Economics, Funding, and Partnerships Matter
When speaking about climate action, one of the first things some people say is, “It’s too expensive.” Contrastingly, the Blue Lake Rancheria has proven the cost-effectiveness of a carefully managed transition to climate-smart infrastructure and looks for the places where efforts make good economic sense. As a relatively small example within their portfolio, upgrading parking lot lights to LEDs and focusing the lights more onto the lot had a very quick payback and had the added benefits of reducing energy consumption, greenhouse gases, and minimizing impacts to the dark night sky. This forward thinking, economically sensible, climate-centered approach has also allowed the Tribe to enter into successful and meaningful public / private partnerships with a variety of stakeholders at the local, state, tribal, federal, and international levels. One of the most critical partnerships has been with Humboldt State University and the Schatz Energy Research Center. Other partners include the Bureau of Indian Affairs, Bureau of Reclamation, FEMA, U.S. Department of Energy, Grid Alternatives, NREL, LBNL, the State of California, the Institute for Tribal Environmental Professionals (ITEP), and many, many more. Through these partnerships, grants and other financial opportunities help to offset the costs and provide greater capacity to complete projects that otherwise would be far too daunting. These partnerships not only allow costs to be spread among stakeholders, but also allow the knowledge transfer of leading-edge projects to create far more impact and benefits than working alone ever could. To complete the circle, staff from the Tribe then work to help other tribal governments and other stakeholders increase their capacity and abilities through participation on advisory committees and boards, conducting tours, sharing data and lessons learned from pilot projects, and demonstrating the results and replicability of projects.

The Blue Lake Rancheria tribal government has realized stacked benefits by investing revenues from tribal enterprises into climate-smart resilience and prioritizing a managed, accelerated transition to zero carbon. While the small size and remote location of the Blue Lake Rancheria are challenges, they are turning these into strengths through partnerships and serving their citizens and broader tribal and regional communities.

Tradeoffs for a small tribe with limited land can be difficult: if they use land space for solar fields, where do they grow their food, but utilizing rooftops is more expensive. These land use decisions are just one of the many difficulties in transitioning to a climate smart, resilient, and zero carbon society, but the Blue Lake Rancheria is successfully navigating the labyrinth and simultaneously raising the bar for all humans, all governments, as we transition out of the age of fossil fuels.

References and Resources

Grantham, Theodore (University of California, Berkeley). 2018. North Coast Summary Report. California’s Fourth Climate Change Assessment. Publication number: SUM-CCC4A-2018-001.

Sources of Greenhouse Gas Emissions. (2019, September 13). Retrieved from

This profile was developed in 2020 by Dara Marks-Marino, Institute for Tribal Environmental Professionals, Northern Arizona University, with financial support from the Bureau of Indian Affairs.
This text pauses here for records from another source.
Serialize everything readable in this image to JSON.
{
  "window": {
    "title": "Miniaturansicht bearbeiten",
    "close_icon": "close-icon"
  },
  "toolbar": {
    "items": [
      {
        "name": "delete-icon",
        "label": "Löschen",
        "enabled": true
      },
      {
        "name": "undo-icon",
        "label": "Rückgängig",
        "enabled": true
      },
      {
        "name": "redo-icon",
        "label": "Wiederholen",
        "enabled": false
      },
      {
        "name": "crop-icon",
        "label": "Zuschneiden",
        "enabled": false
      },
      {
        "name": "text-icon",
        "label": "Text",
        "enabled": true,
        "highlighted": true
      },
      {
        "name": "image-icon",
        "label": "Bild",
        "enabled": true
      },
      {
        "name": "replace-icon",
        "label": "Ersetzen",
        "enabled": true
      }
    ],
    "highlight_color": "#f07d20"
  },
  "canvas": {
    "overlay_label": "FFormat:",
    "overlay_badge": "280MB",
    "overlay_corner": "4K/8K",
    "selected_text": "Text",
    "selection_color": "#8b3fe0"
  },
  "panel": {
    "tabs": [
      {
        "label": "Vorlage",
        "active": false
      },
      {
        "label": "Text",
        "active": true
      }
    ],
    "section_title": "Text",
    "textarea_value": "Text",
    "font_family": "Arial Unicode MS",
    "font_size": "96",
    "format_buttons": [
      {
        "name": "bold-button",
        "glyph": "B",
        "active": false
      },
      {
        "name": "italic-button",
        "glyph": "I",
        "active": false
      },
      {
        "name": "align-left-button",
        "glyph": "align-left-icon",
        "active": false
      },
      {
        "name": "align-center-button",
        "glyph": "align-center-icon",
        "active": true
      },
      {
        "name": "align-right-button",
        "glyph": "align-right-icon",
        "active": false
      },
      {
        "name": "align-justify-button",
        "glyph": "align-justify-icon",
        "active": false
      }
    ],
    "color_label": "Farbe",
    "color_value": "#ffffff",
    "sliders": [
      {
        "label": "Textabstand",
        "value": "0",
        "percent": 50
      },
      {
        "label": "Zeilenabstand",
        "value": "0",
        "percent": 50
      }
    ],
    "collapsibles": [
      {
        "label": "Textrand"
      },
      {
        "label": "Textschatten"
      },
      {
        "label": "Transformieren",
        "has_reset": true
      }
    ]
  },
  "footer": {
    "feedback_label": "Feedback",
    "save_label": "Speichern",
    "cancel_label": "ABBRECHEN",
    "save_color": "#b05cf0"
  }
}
The profile is available on the Tribes & Climate Change website: The tribal climate change profiles featured on the website are intended to be a pathway to increasing knowledge among tribal and non-tribal organizations interested in learning about climate change mitigation and adaptation efforts.

Special thanks to Jana Ganion, Michelle Fuller, Stephen Kullmann, and Andrea Marvin for their assistance in developing this profile.

For more information please contact:
Nikki Cooley, Co-Director
Karen Cozzetto, Co-Manager
Citation: Marks-Marino, D. (March 2020) Blue Lake Rancheria. Climate Change Program, Institute for Tribal Environmental Professionals, Northern Arizona University. Available at: